◆ Work instructions
Could you give back the whole listing exactly as written?

◆ Supplied information
>>>
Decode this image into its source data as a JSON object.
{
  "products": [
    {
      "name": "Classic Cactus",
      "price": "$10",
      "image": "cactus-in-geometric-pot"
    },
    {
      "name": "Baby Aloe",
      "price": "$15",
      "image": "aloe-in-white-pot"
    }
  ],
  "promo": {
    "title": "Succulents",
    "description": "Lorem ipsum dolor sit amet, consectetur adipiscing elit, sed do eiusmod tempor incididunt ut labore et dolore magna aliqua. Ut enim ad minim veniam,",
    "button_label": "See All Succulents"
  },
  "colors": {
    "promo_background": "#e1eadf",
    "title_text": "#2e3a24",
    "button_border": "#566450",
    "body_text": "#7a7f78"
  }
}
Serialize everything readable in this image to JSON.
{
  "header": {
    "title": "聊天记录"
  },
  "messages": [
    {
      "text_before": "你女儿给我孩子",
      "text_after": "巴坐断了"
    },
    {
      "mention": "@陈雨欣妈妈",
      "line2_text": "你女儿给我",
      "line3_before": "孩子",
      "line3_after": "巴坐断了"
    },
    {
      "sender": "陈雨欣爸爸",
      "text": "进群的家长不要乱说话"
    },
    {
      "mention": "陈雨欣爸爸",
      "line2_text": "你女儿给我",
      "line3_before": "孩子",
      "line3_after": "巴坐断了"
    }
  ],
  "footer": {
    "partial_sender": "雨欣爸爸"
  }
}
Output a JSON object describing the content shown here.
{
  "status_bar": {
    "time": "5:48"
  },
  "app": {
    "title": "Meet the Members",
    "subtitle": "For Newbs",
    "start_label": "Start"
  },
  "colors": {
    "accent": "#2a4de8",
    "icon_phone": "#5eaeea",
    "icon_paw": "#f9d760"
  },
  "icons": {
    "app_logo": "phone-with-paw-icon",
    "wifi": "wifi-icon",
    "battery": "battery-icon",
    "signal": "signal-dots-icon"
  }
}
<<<
◆ Task output
Decode this image into its source data as a JSON object.
{
  "products": [
    {
      "name": "Classic Cactus",
      "price": "$10",
      "image": "cactus-in-geometric-pot"
    },
    {
      "name": "Baby Aloe",
      "price": "$15",
      "image": "aloe-in-white-pot"
    }
  ],
  "promo": {
    "title": "Succulents",
    "description": "Lorem ipsum dolor sit amet, consectetur adipiscing elit, sed do eiusmod tempor incididunt ut labore et dolore magna aliqua. Ut enim ad minim veniam,",
    "button_label": "See All Succulents"
  },
  "colors": {
    "promo_background": "#e1eadf",
    "title_text": "#2e3a24",
    "button_border": "#566450",
    "body_text": "#7a7f78"
  }
}
Serialize everything readable in this image to JSON.
{
  "header": {
    "title": "聊天记录"
  },
  "messages": [
    {
      "text_before": "你女儿给我孩子",
      "text_after": "巴坐断了"
    },
    {
      "mention": "@陈雨欣妈妈",
      "line2_text": "你女儿给我",
      "line3_before": "孩子",
      "line3_after": "巴坐断了"
    },
    {
      "sender": "陈雨欣爸爸",
      "text": "进群的家长不要乱说话"
    },
    {
      "mention": "陈雨欣爸爸",
      "line2_text": "你女儿给我",
      "line3_before": "孩子",
      "line3_after": "巴坐断了"
    }
  ],
  "footer": {
    "partial_sender": "雨欣爸爸"
  }
}
Output a JSON object describing the content shown here.
{
  "status_bar": {
    "time": "5:48"
  },
  "app": {
    "title": "Meet the Members",
    "subtitle": "For Newbs",
    "start_label": "Start"
  },
  "colors": {
    "accent": "#2a4de8",
    "icon_phone": "#5eaeea",
    "icon_paw": "#f9d760"
  },
  "icons": {
    "app_logo": "phone-with-paw-icon",
    "wifi": "wifi-icon",
    "battery": "battery-icon",
    "signal": "signal-dots-icon"
  }
}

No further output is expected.